- [Task item]:
Please write out the listing below again in its exact form.

- [Extracted data]:
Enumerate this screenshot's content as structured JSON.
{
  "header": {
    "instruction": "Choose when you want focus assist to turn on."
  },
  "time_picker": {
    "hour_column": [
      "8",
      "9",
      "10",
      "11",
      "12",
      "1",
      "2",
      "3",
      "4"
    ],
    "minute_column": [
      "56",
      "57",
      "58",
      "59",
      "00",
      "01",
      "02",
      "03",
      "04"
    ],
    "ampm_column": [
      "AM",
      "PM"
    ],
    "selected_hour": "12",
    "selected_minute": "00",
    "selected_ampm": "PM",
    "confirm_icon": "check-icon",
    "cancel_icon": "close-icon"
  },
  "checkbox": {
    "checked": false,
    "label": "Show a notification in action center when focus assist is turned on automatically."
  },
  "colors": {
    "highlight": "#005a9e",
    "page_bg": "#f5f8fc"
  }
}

- [Exercise response]:
Enumerate this screenshot's content as structured JSON.
{
  "header": {
    "instruction": "Choose when you want focus assist to turn on."
  },
  "time_picker": {
    "hour_column": [
      "8",
      "9",
      "10",
      "11",
      "12",
      "1",
      "2",
      "3",
      "4"
    ],
    "minute_column": [
      "56",
      "57",
      "58",
      "59",
      "00",
      "01",
      "02",
      "03",
      "04"
    ],
    "ampm_column": [
      "AM",
      "PM"
    ],
    "selected_hour": "12",
    "selected_minute": "00",
    "selected_ampm": "PM",
    "confirm_icon": "check-icon",
    "cancel_icon": "close-icon"
  },
  "checkbox": {
    "checked": false,
    "label": "Show a notification in action center when focus assist is turned on automatically."
  },
  "colors": {
    "highlight": "#005a9e",
    "page_bg": "#f5f8fc"
  }
}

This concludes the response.